What is Work Study?:
Work-Study is a form of financial aid funded by the federal government that helps students meet educational expenses through part-time employment during the academic year. One common misconception about this program is that students study while on the job. Legally, the federal government stipulates work-study wages are paid only for hours worked. The program is designed to give students a working experience, they are not permitted to study while on the job.
Students are notified whether or not they have work-study on their Financial Aid Award Letter or by logging into SHUAwards.
Students have to complete a Work Application and submit it to the Office of Student Financial Assistance.
During the first week of school, work-study eligible students will receive a Referral Form in their SHU email. This form contains the awarded work-study amount, the recommended number of hours to work per week, the maximum number of hours for the academic year, and the hourly pay rate - which presently is $10.10 in Connecticut. If you don't receive this form, please check with the Office of Student Financial Assistance because your Work Application may be incomplete or not received. The Referral Form should be printed and brought with students when applying for jobs. If hired, the form must be completed and returned to the Office of Student Financial Assistance.
A complete list of available jobs is located online under Work-Study Job Postings and is activated just before the start of school. It is updated frequently as positions fill up quickly - students should contact departments as soon as possible. If an interview is scheduled, you should bring your class schedule and Referral Form with you. Under no circumstances should a student be hired and begin working until a completed Referral Form is submitted to the Office of Student Financial Assistance. Students cannot hold two work-study jobs at the same time.

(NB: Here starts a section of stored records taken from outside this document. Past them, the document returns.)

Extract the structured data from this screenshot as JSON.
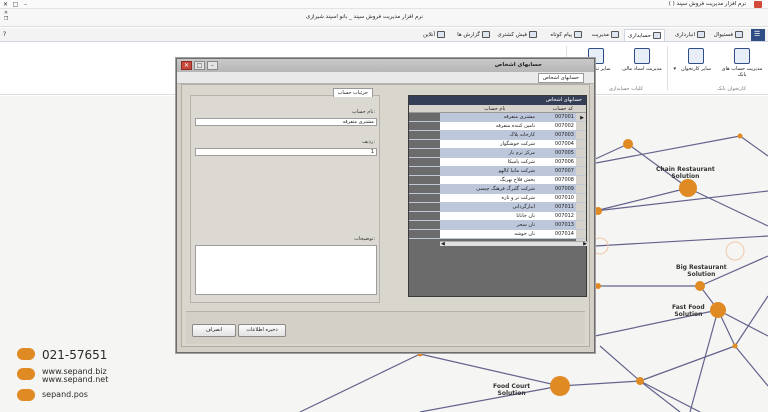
{
  "app": {
    "title": "نرم افزار مدیریت فروش سپند ( )",
    "subtitle": "نرم افزار مدیریت فروش سپند _ بانو اسپند شیرازی"
  },
  "tabs": [
    {
      "label": "فستیوال"
    },
    {
      "label": "انبارداری"
    },
    {
      "label": "حسابداری"
    },
    {
      "label": "مدیریت"
    },
    {
      "label": "پیام کوتاه"
    },
    {
      "label": "فیش کشتری"
    },
    {
      "label": "گزارش ها"
    },
    {
      "label": "آنلاین"
    }
  ],
  "ribbon": {
    "buttons": [
      {
        "label": "مدیریت حساب های بانک"
      },
      {
        "label": "سایر کارتخوان"
      },
      {
        "label": "مدیریت اسناد مالی"
      },
      {
        "label": "سایر تنظیمات"
      }
    ],
    "groups": [
      {
        "label": "کارتخوان بانک"
      },
      {
        "label": "کلیات حسابداری"
      }
    ]
  },
  "background": {
    "labels": {
      "chain": "Chain Restaurant Solution",
      "big": "Big Restaurant Solution",
      "fastfood": "Fast Food Solution",
      "foodcourt": "Food Court Solution"
    },
    "contact": {
      "phone": "021-57651",
      "site1": "www.sepand.biz",
      "site2": "www.sepand.net",
      "instagram": "sepand.pos"
    }
  },
  "modal": {
    "title": "حسابهای اشخاص",
    "tab": "حسابهای اشخاص",
    "grid": {
      "title": "حسابهای اشخاص",
      "col_code": "کد حساب",
      "col_name": "نام حساب",
      "rows": [
        {
          "code": "007001",
          "name": "مشتری متفرقه"
        },
        {
          "code": "007002",
          "name": "تامین کننده متفرقه"
        },
        {
          "code": "007003",
          "name": "کارخانه پلاک"
        },
        {
          "code": "007004",
          "name": "شرکت خوشگوار"
        },
        {
          "code": "007005",
          "name": "مرکز نرم یار"
        },
        {
          "code": "007006",
          "name": "شرکت پامیکا"
        },
        {
          "code": "007007",
          "name": "شرکت مانیا کالهو"
        },
        {
          "code": "007008",
          "name": "پخش فلاح بهرنگ"
        },
        {
          "code": "007009",
          "name": "شرکت گلبرگ فرهنگ چیسی"
        },
        {
          "code": "007010",
          "name": "شرکت تر و تازه"
        },
        {
          "code": "007011",
          "name": "انبارگردانی"
        },
        {
          "code": "007012",
          "name": "نان جانانا"
        },
        {
          "code": "007013",
          "name": "نان سحر"
        },
        {
          "code": "007014",
          "name": "نان خوشه"
        }
      ]
    },
    "details": {
      "tab": "جزئیات حساب",
      "name_label": "نام حساب:",
      "name_value": "مشتری متفرقه",
      "row_label": "ردیف:",
      "row_value": "1",
      "desc_label": "توضیحات:",
      "desc_value": ""
    },
    "buttons": {
      "save": "ذخیره اطلاعات",
      "cancel": "انصراف"
    }
  }
}
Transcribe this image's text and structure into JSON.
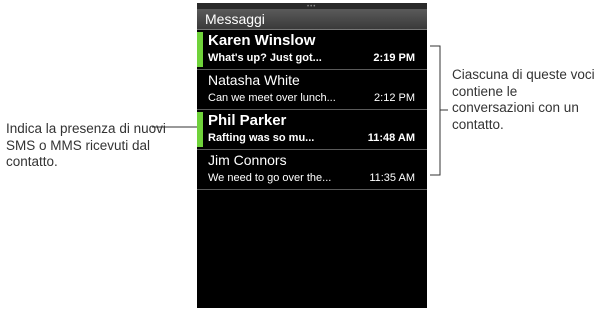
{
  "screen": {
    "title": "Messaggi"
  },
  "conversations": [
    {
      "name": "Karen Winslow",
      "preview": "What's up? Just got...",
      "time": "2:19 PM",
      "unread": true
    },
    {
      "name": "Natasha White",
      "preview": "Can we meet over lunch...",
      "time": "2:12 PM",
      "unread": false
    },
    {
      "name": "Phil Parker",
      "preview": "Rafting was so mu...",
      "time": "11:48 AM",
      "unread": true
    },
    {
      "name": "Jim Connors",
      "preview": "We need to go over the...",
      "time": "11:35 AM",
      "unread": false
    }
  ],
  "callouts": {
    "left": "Indica la presenza di nuovi SMS o MMS ricevuti dal contatto.",
    "right": "Ciascuna di queste voci contiene le conversazioni con un contatto."
  },
  "colors": {
    "unread_indicator": "#6fd23a",
    "title_bar": "#4a4a4a",
    "screen_bg": "#000000"
  }
}
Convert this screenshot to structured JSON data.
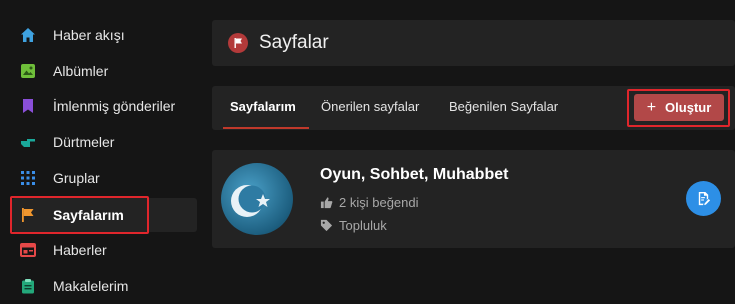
{
  "sidebar": {
    "items": [
      {
        "label": "Haber akışı",
        "icon": "home-icon"
      },
      {
        "label": "Albümler",
        "icon": "image-icon"
      },
      {
        "label": "İmlenmiş gönderiler",
        "icon": "bookmark-icon"
      },
      {
        "label": "Dürtmeler",
        "icon": "poke-hand-icon"
      },
      {
        "label": "Gruplar",
        "icon": "group-grid-icon"
      },
      {
        "label": "Sayfalarım",
        "icon": "flag-icon",
        "active": true
      },
      {
        "label": "Haberler",
        "icon": "news-icon"
      },
      {
        "label": "Makalelerim",
        "icon": "clipboard-icon"
      }
    ]
  },
  "header": {
    "title": "Sayfalar",
    "icon": "flag-icon"
  },
  "tabs": [
    {
      "label": "Sayfalarım",
      "active": true
    },
    {
      "label": "Önerilen sayfalar"
    },
    {
      "label": "Beğenilen Sayfalar"
    }
  ],
  "create_button": {
    "label": "Oluştur",
    "icon": "plus-icon"
  },
  "page": {
    "name": "Oyun, Sohbet, Muhabbet",
    "likes": "2 kişi beğendi",
    "category": "Topluluk"
  },
  "colors": {
    "accent": "#b24848",
    "highlight": "#e0262c",
    "edit_button": "#2d8fe6"
  }
}
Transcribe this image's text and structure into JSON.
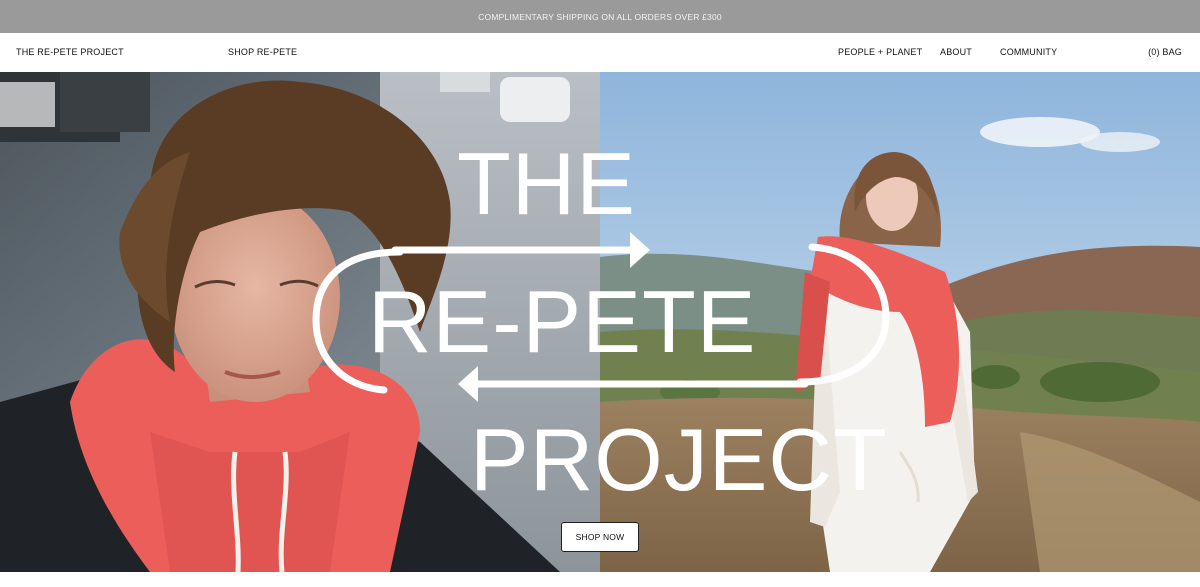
{
  "announcement": "COMPLIMENTARY SHIPPING ON ALL ORDERS OVER £300",
  "nav": {
    "logo": "THE RE-PETE PROJECT",
    "shop": "SHOP RE-PETE",
    "people_planet": "PEOPLE + PLANET",
    "about": "ABOUT",
    "community": "COMMUNITY",
    "bag": "(0) BAG"
  },
  "hero": {
    "line1": "THE",
    "line2": "RE-PETE",
    "line3": "PROJECT",
    "cta": "SHOP NOW"
  },
  "colors": {
    "announcement_bg": "#9a9a9a",
    "hoodie_coral": "#ec5e5a",
    "sky_blue": "#a9c9e6",
    "hill_brown": "#8a6b4c"
  }
}
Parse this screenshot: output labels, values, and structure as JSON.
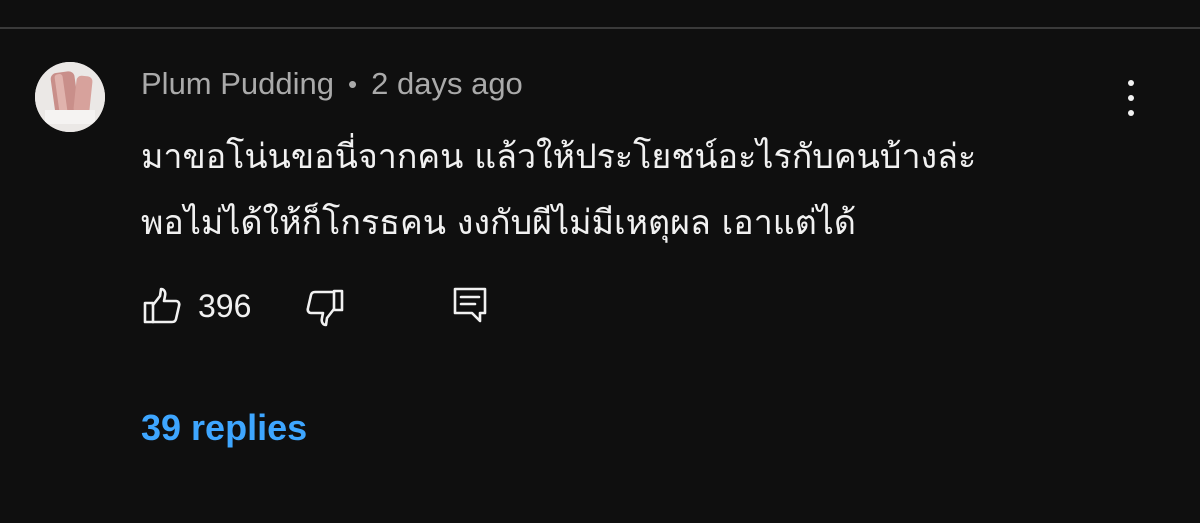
{
  "comment": {
    "author": "Plum Pudding",
    "separator": "•",
    "timestamp": "2 days ago",
    "text_lines": [
      "มาขอโน่นขอนี่จากคน แล้วให้ประโยชน์อะไรกับคนบ้างล่ะ",
      "พอไม่ได้ให้ก็โกรธคน  งงกับผีไม่มีเหตุผล เอาแต่ได้"
    ],
    "like_count": "396",
    "replies_label": "39 replies"
  },
  "icons": {
    "avatar": "avatar-image",
    "more": "more-vert-icon",
    "like": "thumbs-up-icon",
    "dislike": "thumbs-down-icon",
    "reply": "reply-comment-icon"
  },
  "colors": {
    "background": "#0f0f0f",
    "text": "#f1f1f1",
    "secondary_text": "#aaaaaa",
    "link": "#3ea6ff",
    "divider": "#3a3a3a"
  }
}
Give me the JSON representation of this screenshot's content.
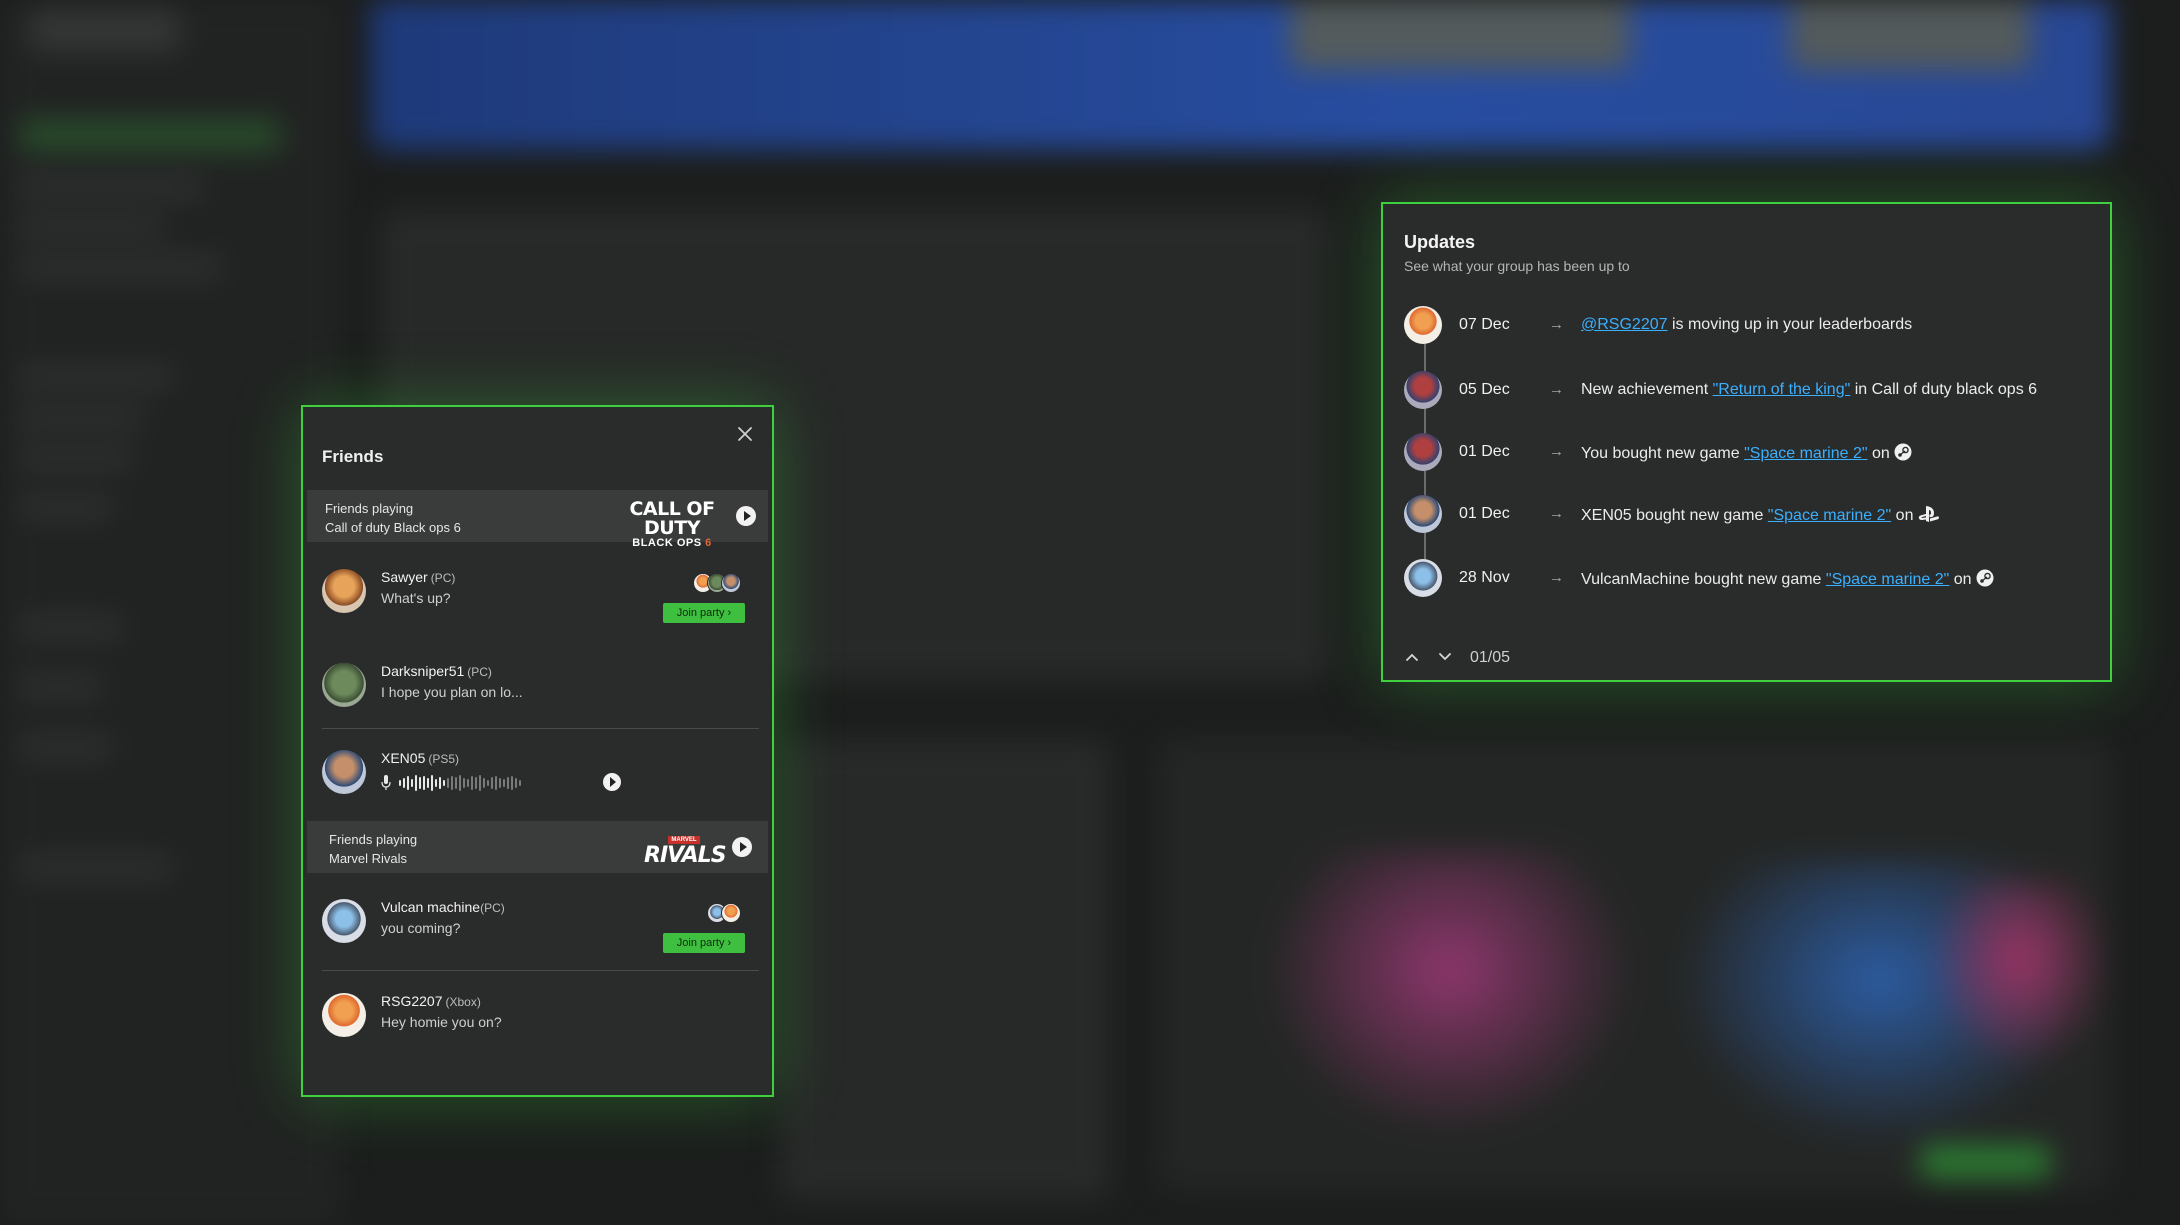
{
  "friends_panel": {
    "title": "Friends",
    "groups": [
      {
        "heading": "Friends playing",
        "game": "Call of duty Black ops 6",
        "logo_line1": "CALL OF DUTY",
        "logo_line2": "BLACK OPS",
        "logo_num": "6"
      },
      {
        "heading": "Friends playing",
        "game": "Marvel Rivals",
        "logo_top": "MARVEL",
        "logo_main": "RIVALS"
      }
    ],
    "friends": [
      {
        "name": "Sawyer",
        "platform": "(PC)",
        "message": "What's up?",
        "join_label": "Join party ›"
      },
      {
        "name": "Darksniper51",
        "platform": "(PC)",
        "message": "I hope you plan on lo..."
      },
      {
        "name": "XEN05",
        "platform": "(PS5)"
      },
      {
        "name": "Vulcan machine",
        "platform": "(PC)",
        "message": "you coming?",
        "join_label": "Join party ›"
      },
      {
        "name": "RSG2207",
        "platform": "(Xbox)",
        "message": "Hey homie you on?"
      }
    ]
  },
  "updates_panel": {
    "title": "Updates",
    "subtitle": "See what your group has been up to",
    "arrow": "→",
    "items": [
      {
        "date": "07 Dec",
        "link": "@RSG2207",
        "after": " is moving up in your leaderboards",
        "platform_icon": ""
      },
      {
        "date": "05 Dec",
        "before": "New achievement ",
        "link": "\"Return of the king\"",
        "after": " in Call of duty black ops 6",
        "platform_icon": ""
      },
      {
        "date": "01 Dec",
        "before": "You bought new game ",
        "link": "\"Space marine 2\"",
        "after": " on",
        "platform_icon": "steam-icon"
      },
      {
        "date": "01 Dec",
        "before": "XEN05 bought new game ",
        "link": "\"Space marine 2\"",
        "after": " on",
        "platform_icon": "playstation-icon"
      },
      {
        "date": "28 Nov",
        "before": "VulcanMachine bought new game ",
        "link": "\"Space marine 2\"",
        "after": " on",
        "platform_icon": "steam-icon"
      }
    ],
    "pager": "01/05"
  },
  "colors": {
    "accent_green": "#3ed03e",
    "link_blue": "#3ab0ff",
    "panel_bg": "#2a2b2b"
  }
}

When the completed Referral Form is returned to the Office of Student Financial Assistance, the student is activated in Kronos within 48 to 72 hours. Kronos is an electronic timecard system that students utilize to track their hours each time they work. The hours are then sent to their supervisor to be approved for payment. Students are paid every other Friday.
Paychecks or Direct Deposit vouchers are ready for pick-up on paydays from the Payroll Department between 8:30am and 4:00pm (located on the 2nd floor of Melady Hall). We highly recommend Direct Deposit because if you do not pick up your check or voucher by the following Wednesday morning, they are mailed to your home address. Direct Deposit forms are included with the Work Application but you may also pick up the form in the Office of Student Financial Assistance. Direct Deposits can take up to two pay periods to be processed so, in the meantime, a paper check will be issued.
Frequently Asked Questions
How many hours may I work?
The work-study amount you are awarded represents the maximum you may earn over the course of the academic year. On your Referral Form your total award is broken down into recommended hours per week, this recommendation ensures your award to last until the end of the academic year. You may work more or less than the recommended hours, but be aware working more than the recommended hours each week will cause you to reach your maximum award sooner. It is a University policy that students not work more than 15 hours per week so their job does not interfere with their schoolwork.
What happens when I earn my full award amount?
It is the student's responsibility to keep track of their earnings. Your check/direct deposit voucher shows your year-to-date earnings. If you have reached and/or exceeded your awarded amount, your work-study is terminated and you cannot continue working. You will receive emails every two weeks of what remains of your work-study award.
The Family Educational Rights and Privacy Act (FERPA) is a federal law, enacted in 1974, that ensures the confidentiality of student records. As a student employee of Sacred Heart University, you should become familiar with some of the basic provisions of FERPA to make certain that you do not violate this federal law. FERPA violations may result in disciplinary action including, but not limited to, the loss of your job.
You must not, under any circumstances, release student information to anyone, unless your position specifically requires you to do so. You must refer any requests for information about a student to your supervisor to ensure that you do not violate FERPA.
You must avoid acquiring student record information that you do not need to do your job, and you may not exchange student information that you have learned while performing your job. Even a minor disclosure of information (e.g.: telling another student of someones class schedule) may be a FERPA violation and may result in disciplinary action. Any information you obtain on the job regarding students must remain in the workplace.